We are, of course, fully aware of our duty to follow the mandate of the Acts of Congress in the manner intended by that body. We must assume on this score, however, that the absence of amendments to the pertinent acts in light of the Supreme Court's mandate of strict construction of § 2282, demonstrates compliance with Congressional intent. It is almost impossible to draw a clear line between that which is "discretionary" action and that which is "ministerial" action; we recognize that there is room for disagreement on precisely where that line should be drawn. We conclude, however, as a result of our examination of the NLRA, relevant Board procedures under the Act, and the applicable case law, that the current actions of the Board, i. e., hearings and possible ensuing proceedings, are of a discretionary nature, and that this matter should, therefore, in its present posture, proceed before a single judge.
Although we have determined that the three judge court should be dissolved, and that the matter should now be handled by a single judge, we made no determination with respect to the remaining contentions raised by Defendant's motion to dismiss, nor do we rule upon the merits of Plaintiffs' Complaint, nor upon their motion for preliminary and permanent injunctive relief. Finally, we make no disposition of the motion of the Union to intervene as party defendant. These matters are left for determination by Judge VanArtsdalen.
We express no views regarding the propriety of a three judge proceeding if at the conclusion of the hearing stage the Board wishes to proceed with an election.NOTES
 Also before us is a motion of the Union, (Association of Catholic Teachers; Local Union No. 1776, American Federation of Teachers, AFL-CIO) to intervene as party defendant.
 Pursuant to the order of the court on that day, the motions were taken under advisement. Plaintiffs, however, were permitted to present testimony before Judge VanArtsdalen, sitting for the three judge court. These hearings were completed on March 25, 1976, after Judge VanArtsdalen had taken four days of testimony. None of the evidence adduced at those hearings conducted by Judge VanArtsdalen has any effect upon the decision in this matter, limited as it is, to the issue of whether a three judge court is appropriate at this juncture of the litigation.
 In Sardino v. New York, 361 F.2d 106 (2d Cir. 1966), Judge Friendly stated:
Acts of Congress are not self-enforcing and when the executive or administrative action complained of is so plainly directed or permitted by the statute that no fair construction could hold otherwise, the constitutionality of the statute is necessarily drawn into question. Id. at 115.
 In National Maritime Union of America, AFL-CIO v. N.L.R.B., 375 F. Supp. 421 (E.D. Pa.), aff'd mem. 506 F.2d 1052 (3d Cir. 1974), the court was called upon to review a refusal by the Board to exercise jurisdiction over an employer despite a determination that statutory jurisdiction did exist. In construing the "shall direct an election" language of Section 9(c), the court stated the following with respect to the "mandatory" nature of the words "shall" and "shall not":

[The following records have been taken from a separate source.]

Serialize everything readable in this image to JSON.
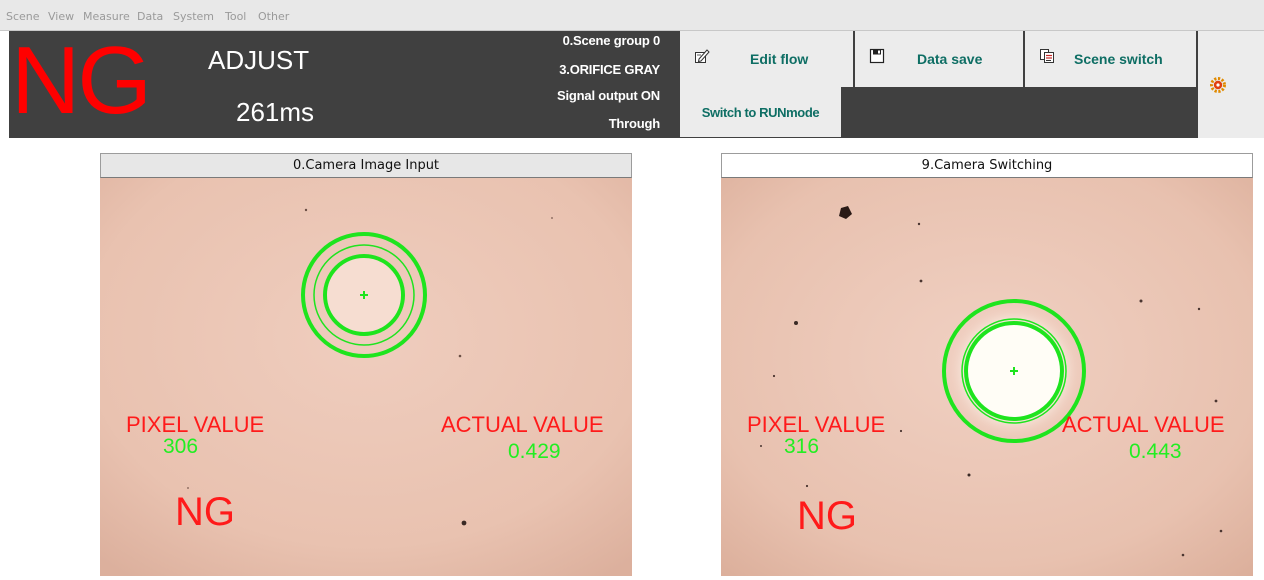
{
  "menu": [
    "Scene",
    "View",
    "Measure",
    "Data",
    "System",
    "Tool",
    "Other"
  ],
  "status": {
    "judgement": "NG",
    "mode": "ADJUST",
    "processing_time": "261ms",
    "scene_group": "0.Scene group 0",
    "scene": "3.ORIFICE GRAY",
    "signal_output": "Signal output ON",
    "through": "Through"
  },
  "toolbar": {
    "edit_flow": "Edit flow",
    "data_save": "Data save",
    "scene_switch": "Scene switch",
    "switch_mode": "Switch to RUNmode"
  },
  "colors": {
    "ng": "#ff0000",
    "overlay_label": "#ff1a1a",
    "overlay_value": "#22ee22",
    "button_text": "#0e6e64",
    "status_bar": "#404040"
  },
  "panes": [
    {
      "title": "0.Camera Image Input",
      "pixel_label": "PIXEL VALUE",
      "pixel_value": "306",
      "actual_label": "ACTUAL VALUE",
      "actual_value": "0.429",
      "judgement": "NG"
    },
    {
      "title": "9.Camera Switching",
      "pixel_label": "PIXEL VALUE",
      "pixel_value": "316",
      "actual_label": "ACTUAL VALUE",
      "actual_value": "0.443",
      "judgement": "NG"
    }
  ]
}
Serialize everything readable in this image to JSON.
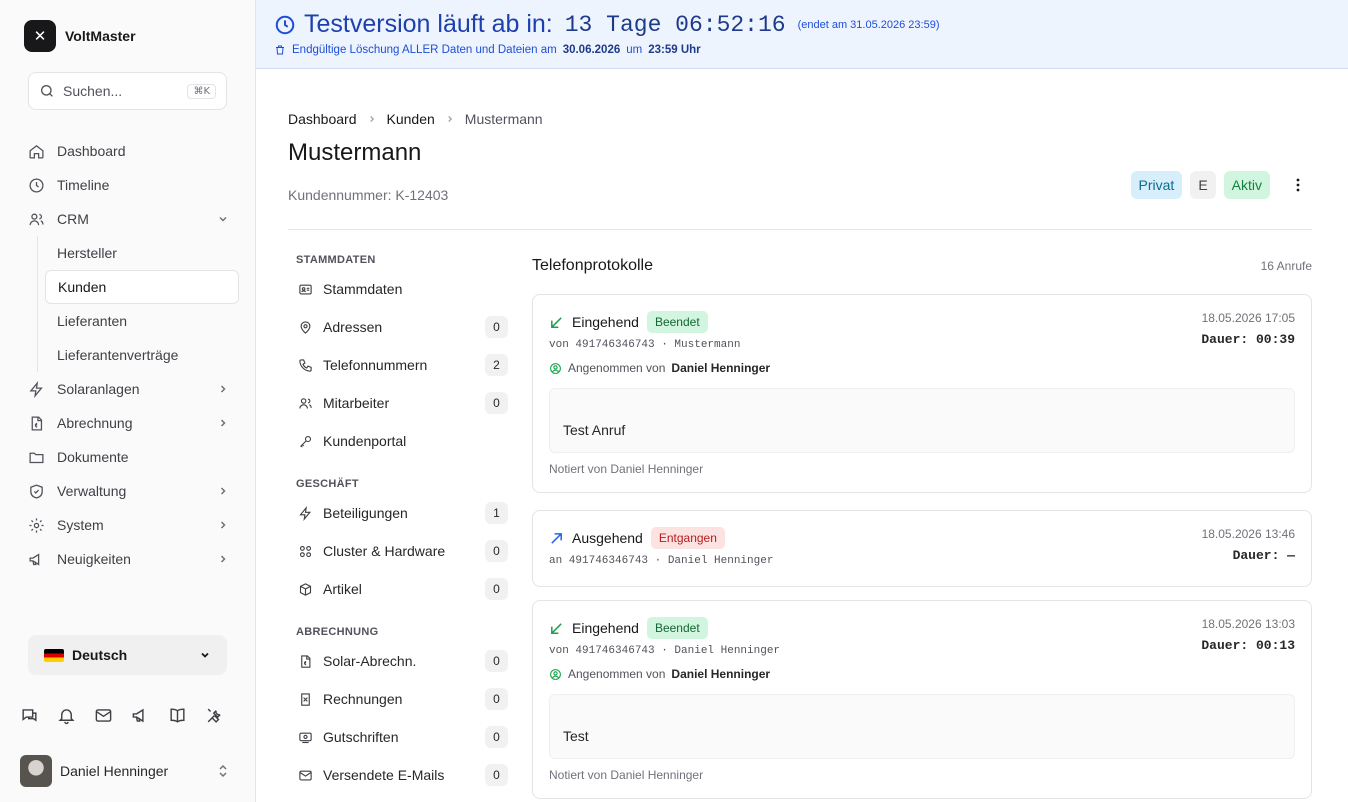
{
  "brand": {
    "name": "VoltMaster"
  },
  "search": {
    "placeholder": "Suchen...",
    "shortcut": "⌘K"
  },
  "sidebar": {
    "items": [
      {
        "label": "Dashboard",
        "icon": "home-icon"
      },
      {
        "label": "Timeline",
        "icon": "clock-icon"
      },
      {
        "label": "CRM",
        "icon": "users-icon",
        "expanded": true,
        "children": [
          "Hersteller",
          "Kunden",
          "Lieferanten",
          "Lieferantenverträge"
        ],
        "active_child": "Kunden"
      },
      {
        "label": "Solaranlagen",
        "icon": "bolt-icon"
      },
      {
        "label": "Abrechnung",
        "icon": "invoice-icon"
      },
      {
        "label": "Dokumente",
        "icon": "folder-icon"
      },
      {
        "label": "Verwaltung",
        "icon": "shield-icon"
      },
      {
        "label": "System",
        "icon": "gear-icon"
      },
      {
        "label": "Neuigkeiten",
        "icon": "megaphone-icon"
      }
    ]
  },
  "language": {
    "selected": "Deutsch"
  },
  "user": {
    "name": "Daniel Henninger"
  },
  "banner": {
    "title": "Testversion läuft ab in:",
    "timer": "13 Tage 06:52:16",
    "ends": "(endet am 31.05.2026 23:59)",
    "deletion_prefix": "Endgültige Löschung ALLER Daten und Dateien am",
    "deletion_date": "30.06.2026",
    "deletion_mid": "um",
    "deletion_time": "23:59 Uhr"
  },
  "breadcrumb": [
    "Dashboard",
    "Kunden",
    "Mustermann"
  ],
  "customer": {
    "name": "Mustermann",
    "number": "Kundennummer: K-12403",
    "badges": {
      "type": "Privat",
      "letter": "E",
      "status": "Aktiv"
    },
    "colors": {
      "privat": "#d6effb",
      "aktiv": "#d1f5de"
    }
  },
  "sections": {
    "stammdaten": {
      "heading": "STAMMDATEN",
      "items": [
        {
          "label": "Stammdaten",
          "count": null
        },
        {
          "label": "Adressen",
          "count": "0"
        },
        {
          "label": "Telefonnummern",
          "count": "2"
        },
        {
          "label": "Mitarbeiter",
          "count": "0"
        },
        {
          "label": "Kundenportal",
          "count": null
        }
      ]
    },
    "geschaeft": {
      "heading": "GESCHÄFT",
      "items": [
        {
          "label": "Beteiligungen",
          "count": "1"
        },
        {
          "label": "Cluster & Hardware",
          "count": "0"
        },
        {
          "label": "Artikel",
          "count": "0"
        }
      ]
    },
    "abrechnung": {
      "heading": "ABRECHNUNG",
      "items": [
        {
          "label": "Solar-Abrechn.",
          "count": "0"
        },
        {
          "label": "Rechnungen",
          "count": "0"
        },
        {
          "label": "Gutschriften",
          "count": "0"
        },
        {
          "label": "Versendete E-Mails",
          "count": "0"
        }
      ]
    }
  },
  "calls": {
    "title": "Telefonprotokolle",
    "count": "16 Anrufe",
    "items": [
      {
        "direction": "Eingehend",
        "status": "Beendet",
        "meta": "von 491746346743 · Mustermann",
        "accepted_prefix": "Angenommen von",
        "accepted_by": "Daniel Henninger",
        "date": "18.05.2026 17:05",
        "duration": "Dauer: 00:39",
        "note": "Test Anruf",
        "noted_by": "Notiert von Daniel Henninger"
      },
      {
        "direction": "Ausgehend",
        "status": "Entgangen",
        "meta": "an 491746346743 · Daniel Henninger",
        "date": "18.05.2026 13:46",
        "duration": "Dauer: —"
      },
      {
        "direction": "Eingehend",
        "status": "Beendet",
        "meta": "von 491746346743 · Daniel Henninger",
        "accepted_prefix": "Angenommen von",
        "accepted_by": "Daniel Henninger",
        "date": "18.05.2026 13:03",
        "duration": "Dauer: 00:13",
        "note": "Test",
        "noted_by": "Notiert von Daniel Henninger"
      }
    ]
  }
}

[I]t is the task of the District Court to carefully examine the provision in question, and to determine from the context, from the structure and purposes of the Act as a whole, from prior practice in the Board and decisions in the Courts, whether the terms are indeed . . . "clear and mandatory". Id. at 429.
The court proceeded to hold that the words "shall direct an election" were not "clear and mandatory". This decision is guidance for our belief that the substance of the statute, not the mere words, must control our determination of the discretionary vs. ministerial question raised in Section 9(c).
 While we recognize that the issue in Gonzalez was the right of direct appeal to the Supreme Court, and thus, not one which went specifically to the provisions of §§ 2281-84, we believe that the decision provides further evidence of the Court's determination to strictly construe the scope of the three judge court statutes.